— MATERIAL FOR THIS TASK —
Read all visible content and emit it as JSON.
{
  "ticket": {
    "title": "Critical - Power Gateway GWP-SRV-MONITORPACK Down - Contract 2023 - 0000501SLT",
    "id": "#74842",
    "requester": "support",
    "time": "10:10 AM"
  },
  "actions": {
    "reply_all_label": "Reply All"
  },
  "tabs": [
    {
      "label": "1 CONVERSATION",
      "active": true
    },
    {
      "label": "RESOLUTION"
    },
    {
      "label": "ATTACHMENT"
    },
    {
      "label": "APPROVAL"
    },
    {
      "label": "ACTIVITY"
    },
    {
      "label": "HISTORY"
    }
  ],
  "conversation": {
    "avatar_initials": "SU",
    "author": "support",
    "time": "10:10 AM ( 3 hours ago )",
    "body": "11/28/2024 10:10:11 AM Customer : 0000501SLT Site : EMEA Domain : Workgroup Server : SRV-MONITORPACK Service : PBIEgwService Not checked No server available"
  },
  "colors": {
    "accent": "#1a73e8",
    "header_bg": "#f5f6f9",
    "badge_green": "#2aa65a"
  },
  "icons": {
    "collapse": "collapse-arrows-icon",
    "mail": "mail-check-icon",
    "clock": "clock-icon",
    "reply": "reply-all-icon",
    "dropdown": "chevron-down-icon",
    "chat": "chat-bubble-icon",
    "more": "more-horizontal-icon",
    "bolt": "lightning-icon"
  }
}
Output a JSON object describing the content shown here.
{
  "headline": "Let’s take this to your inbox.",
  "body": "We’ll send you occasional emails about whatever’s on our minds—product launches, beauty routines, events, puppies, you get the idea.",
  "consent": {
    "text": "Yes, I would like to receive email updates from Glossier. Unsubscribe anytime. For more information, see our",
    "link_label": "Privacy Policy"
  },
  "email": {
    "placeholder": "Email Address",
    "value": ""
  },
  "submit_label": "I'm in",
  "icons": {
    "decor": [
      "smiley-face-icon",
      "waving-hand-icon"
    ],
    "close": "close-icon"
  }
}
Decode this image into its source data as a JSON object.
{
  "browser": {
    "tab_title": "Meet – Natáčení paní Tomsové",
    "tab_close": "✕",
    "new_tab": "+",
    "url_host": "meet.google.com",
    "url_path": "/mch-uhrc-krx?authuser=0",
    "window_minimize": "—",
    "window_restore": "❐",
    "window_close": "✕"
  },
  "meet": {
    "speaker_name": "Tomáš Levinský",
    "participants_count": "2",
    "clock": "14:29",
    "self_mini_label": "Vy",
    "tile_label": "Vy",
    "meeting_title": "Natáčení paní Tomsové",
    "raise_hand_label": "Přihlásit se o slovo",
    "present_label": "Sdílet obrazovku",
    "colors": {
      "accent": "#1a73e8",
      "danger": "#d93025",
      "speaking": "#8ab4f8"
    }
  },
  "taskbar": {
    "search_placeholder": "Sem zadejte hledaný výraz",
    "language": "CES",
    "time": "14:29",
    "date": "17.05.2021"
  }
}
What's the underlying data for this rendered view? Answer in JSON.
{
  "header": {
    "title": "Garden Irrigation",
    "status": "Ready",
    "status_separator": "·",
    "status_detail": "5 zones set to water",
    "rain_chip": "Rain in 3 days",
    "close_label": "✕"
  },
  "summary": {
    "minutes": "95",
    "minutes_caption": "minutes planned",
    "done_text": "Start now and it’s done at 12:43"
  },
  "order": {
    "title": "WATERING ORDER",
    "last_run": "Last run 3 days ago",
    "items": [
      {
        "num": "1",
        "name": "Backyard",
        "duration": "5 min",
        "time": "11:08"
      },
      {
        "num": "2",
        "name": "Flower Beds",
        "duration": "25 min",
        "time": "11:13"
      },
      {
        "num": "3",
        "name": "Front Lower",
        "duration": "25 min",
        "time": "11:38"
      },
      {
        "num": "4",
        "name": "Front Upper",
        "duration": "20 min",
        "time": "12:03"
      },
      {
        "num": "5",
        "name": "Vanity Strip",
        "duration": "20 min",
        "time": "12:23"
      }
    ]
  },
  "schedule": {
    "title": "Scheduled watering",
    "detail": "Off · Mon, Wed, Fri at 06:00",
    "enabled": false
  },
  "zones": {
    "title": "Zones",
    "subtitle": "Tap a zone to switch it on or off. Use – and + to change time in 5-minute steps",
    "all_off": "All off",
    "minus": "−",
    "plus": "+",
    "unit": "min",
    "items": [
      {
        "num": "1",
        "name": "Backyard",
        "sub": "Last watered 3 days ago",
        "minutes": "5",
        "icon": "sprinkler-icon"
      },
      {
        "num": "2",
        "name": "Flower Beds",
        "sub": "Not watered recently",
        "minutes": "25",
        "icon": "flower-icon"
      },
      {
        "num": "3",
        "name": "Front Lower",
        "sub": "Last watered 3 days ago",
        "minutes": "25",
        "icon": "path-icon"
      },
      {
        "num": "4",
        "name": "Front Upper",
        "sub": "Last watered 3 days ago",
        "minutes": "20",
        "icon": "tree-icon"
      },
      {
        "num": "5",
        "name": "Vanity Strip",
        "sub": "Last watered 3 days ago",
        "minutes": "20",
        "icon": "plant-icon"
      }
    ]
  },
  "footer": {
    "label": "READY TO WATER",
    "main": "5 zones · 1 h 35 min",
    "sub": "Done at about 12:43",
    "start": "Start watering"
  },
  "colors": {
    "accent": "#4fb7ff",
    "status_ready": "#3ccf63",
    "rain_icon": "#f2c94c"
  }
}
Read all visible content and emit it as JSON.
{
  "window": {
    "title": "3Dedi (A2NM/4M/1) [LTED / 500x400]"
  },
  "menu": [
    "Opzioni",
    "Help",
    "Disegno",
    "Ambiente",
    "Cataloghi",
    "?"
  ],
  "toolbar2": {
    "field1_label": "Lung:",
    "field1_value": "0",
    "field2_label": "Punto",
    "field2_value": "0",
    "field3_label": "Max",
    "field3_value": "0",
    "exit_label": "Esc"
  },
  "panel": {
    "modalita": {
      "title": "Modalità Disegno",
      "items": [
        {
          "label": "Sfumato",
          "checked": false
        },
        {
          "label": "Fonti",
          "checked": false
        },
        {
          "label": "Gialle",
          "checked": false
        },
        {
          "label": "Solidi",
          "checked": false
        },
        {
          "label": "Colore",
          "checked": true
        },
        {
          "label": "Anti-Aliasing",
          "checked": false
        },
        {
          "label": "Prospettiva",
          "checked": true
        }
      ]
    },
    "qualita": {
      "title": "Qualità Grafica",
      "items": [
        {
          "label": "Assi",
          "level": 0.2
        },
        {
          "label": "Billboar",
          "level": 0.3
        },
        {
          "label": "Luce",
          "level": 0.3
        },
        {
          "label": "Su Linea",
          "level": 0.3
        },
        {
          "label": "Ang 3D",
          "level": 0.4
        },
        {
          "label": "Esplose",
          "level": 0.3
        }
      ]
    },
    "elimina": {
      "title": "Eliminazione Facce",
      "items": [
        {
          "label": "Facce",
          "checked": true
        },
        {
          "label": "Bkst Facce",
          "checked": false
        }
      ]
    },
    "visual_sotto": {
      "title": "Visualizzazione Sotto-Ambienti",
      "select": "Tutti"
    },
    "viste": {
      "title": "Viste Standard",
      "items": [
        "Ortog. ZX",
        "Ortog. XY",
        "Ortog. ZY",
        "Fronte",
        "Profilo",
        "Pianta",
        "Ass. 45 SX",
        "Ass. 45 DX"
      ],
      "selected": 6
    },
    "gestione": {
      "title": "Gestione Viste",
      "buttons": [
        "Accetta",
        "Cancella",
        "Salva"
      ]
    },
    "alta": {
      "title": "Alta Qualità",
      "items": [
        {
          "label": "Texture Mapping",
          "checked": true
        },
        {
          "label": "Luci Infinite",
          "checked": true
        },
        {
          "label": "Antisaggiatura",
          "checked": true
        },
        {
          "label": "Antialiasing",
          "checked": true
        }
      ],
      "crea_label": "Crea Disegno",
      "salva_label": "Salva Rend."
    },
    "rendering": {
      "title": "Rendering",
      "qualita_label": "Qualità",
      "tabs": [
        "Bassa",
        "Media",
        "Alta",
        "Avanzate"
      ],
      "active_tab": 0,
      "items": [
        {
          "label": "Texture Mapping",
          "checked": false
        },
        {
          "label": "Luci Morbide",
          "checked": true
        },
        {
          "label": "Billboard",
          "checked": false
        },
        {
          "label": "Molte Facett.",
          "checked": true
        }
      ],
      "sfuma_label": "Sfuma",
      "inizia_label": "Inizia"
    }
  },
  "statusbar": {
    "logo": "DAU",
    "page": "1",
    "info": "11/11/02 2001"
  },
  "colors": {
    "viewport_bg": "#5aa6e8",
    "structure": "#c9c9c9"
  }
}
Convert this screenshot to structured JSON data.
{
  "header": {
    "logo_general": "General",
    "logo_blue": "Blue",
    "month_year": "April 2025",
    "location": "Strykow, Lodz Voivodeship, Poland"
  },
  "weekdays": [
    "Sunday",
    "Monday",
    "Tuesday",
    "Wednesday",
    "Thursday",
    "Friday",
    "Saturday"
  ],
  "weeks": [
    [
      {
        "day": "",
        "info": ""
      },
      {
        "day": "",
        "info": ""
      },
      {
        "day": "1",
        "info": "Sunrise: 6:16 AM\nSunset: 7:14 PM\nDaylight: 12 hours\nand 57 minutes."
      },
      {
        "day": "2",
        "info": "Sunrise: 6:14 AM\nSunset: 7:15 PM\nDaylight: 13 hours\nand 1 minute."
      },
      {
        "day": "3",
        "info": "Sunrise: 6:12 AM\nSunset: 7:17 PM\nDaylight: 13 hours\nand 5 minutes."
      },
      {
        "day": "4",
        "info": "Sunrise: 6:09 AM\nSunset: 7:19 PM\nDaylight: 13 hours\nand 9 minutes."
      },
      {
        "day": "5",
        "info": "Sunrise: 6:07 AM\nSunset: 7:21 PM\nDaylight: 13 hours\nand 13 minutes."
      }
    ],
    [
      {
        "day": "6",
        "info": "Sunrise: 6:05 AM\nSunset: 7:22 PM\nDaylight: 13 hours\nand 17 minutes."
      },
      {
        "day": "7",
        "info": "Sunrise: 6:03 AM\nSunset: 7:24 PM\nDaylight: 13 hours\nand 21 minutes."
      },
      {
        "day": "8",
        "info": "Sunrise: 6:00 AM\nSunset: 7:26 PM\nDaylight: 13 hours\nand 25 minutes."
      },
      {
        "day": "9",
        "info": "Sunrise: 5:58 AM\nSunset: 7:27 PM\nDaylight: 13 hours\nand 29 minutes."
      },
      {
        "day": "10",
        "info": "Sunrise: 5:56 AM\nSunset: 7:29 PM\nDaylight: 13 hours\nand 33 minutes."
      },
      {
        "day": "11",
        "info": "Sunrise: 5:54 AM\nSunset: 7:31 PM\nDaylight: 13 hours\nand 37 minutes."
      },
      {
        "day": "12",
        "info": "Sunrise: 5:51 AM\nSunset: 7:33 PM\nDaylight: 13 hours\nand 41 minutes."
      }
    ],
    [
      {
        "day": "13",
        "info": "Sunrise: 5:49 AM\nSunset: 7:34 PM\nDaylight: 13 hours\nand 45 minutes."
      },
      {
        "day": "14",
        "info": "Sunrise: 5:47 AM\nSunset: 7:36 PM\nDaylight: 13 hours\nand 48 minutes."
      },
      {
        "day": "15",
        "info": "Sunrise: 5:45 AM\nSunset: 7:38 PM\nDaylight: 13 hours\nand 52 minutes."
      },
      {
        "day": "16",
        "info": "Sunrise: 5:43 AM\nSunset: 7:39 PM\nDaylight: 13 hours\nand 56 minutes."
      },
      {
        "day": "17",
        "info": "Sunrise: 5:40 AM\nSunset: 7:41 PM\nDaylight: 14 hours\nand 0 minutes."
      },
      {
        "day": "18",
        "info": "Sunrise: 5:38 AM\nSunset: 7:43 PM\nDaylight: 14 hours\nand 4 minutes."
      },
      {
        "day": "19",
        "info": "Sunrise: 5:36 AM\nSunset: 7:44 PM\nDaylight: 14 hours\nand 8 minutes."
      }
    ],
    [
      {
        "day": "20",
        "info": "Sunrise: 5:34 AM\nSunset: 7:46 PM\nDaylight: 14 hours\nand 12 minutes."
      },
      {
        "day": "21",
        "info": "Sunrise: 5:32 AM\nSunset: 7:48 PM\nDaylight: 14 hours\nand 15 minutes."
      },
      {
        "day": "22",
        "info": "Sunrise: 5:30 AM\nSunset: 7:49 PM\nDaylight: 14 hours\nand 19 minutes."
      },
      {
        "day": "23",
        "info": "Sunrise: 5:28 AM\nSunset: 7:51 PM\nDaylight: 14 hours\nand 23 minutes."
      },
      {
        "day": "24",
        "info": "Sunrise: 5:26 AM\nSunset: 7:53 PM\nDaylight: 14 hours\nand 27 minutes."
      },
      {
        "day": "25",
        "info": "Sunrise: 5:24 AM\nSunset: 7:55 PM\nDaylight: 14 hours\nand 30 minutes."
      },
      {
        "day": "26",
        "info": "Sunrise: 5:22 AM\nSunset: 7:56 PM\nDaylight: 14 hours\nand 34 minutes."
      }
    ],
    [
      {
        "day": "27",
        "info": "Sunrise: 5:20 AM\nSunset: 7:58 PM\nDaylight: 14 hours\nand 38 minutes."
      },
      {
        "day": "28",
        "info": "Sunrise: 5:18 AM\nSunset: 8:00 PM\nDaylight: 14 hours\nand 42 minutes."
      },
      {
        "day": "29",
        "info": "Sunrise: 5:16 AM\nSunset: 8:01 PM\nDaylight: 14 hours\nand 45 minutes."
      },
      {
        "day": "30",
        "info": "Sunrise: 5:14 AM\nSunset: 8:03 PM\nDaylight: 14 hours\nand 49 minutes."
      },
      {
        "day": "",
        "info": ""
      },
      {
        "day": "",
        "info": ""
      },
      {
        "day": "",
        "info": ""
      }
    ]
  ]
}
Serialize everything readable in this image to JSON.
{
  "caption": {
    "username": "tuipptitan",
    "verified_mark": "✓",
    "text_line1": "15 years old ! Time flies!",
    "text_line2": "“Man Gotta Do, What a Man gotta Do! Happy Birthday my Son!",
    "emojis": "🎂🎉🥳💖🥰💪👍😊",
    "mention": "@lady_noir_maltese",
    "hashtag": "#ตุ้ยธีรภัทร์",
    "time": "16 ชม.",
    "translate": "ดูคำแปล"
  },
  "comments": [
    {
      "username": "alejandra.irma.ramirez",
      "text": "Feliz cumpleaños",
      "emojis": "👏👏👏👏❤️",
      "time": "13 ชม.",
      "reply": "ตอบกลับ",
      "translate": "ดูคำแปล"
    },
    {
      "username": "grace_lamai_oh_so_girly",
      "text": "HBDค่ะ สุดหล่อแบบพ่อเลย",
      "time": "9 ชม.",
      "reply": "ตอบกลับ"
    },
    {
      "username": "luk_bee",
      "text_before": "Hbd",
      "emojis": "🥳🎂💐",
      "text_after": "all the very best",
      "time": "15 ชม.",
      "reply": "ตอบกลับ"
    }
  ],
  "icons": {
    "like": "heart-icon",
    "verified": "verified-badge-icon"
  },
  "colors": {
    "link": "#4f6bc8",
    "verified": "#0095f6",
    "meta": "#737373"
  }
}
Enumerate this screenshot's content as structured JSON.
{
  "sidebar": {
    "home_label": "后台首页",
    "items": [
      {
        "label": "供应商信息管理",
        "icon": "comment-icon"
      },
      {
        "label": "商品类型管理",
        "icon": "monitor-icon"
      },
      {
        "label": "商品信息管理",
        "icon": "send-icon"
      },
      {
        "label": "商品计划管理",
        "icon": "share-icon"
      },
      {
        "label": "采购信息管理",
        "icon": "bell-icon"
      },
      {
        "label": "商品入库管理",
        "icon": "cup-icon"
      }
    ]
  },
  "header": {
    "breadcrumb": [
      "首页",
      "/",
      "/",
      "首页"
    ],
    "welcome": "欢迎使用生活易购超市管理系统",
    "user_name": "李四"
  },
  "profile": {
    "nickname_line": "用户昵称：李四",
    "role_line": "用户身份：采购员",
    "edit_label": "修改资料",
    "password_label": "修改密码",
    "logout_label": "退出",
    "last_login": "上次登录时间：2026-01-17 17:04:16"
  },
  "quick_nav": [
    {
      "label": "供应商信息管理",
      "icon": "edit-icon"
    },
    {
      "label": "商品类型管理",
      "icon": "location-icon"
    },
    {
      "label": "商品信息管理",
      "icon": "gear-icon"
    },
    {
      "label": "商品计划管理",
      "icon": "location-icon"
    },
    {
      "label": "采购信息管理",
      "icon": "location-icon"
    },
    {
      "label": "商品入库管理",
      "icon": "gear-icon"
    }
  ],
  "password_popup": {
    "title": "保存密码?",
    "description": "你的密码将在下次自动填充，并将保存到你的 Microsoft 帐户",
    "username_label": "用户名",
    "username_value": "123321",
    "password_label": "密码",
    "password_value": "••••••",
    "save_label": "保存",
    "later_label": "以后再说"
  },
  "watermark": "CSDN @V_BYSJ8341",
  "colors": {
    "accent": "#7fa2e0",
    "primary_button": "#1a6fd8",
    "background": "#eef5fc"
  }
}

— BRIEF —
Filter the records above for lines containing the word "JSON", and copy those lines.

— YOUR SOLUTION —
Read all visible content and emit it as JSON.
Output a JSON object describing the content shown here.
Decode this image into its source data as a JSON object.
What's the underlying data for this rendered view? Answer in JSON.
Read all visible content and emit it as JSON.
Convert this screenshot to structured JSON data.
Serialize everything readable in this image to JSON.
Enumerate this screenshot's content as structured JSON.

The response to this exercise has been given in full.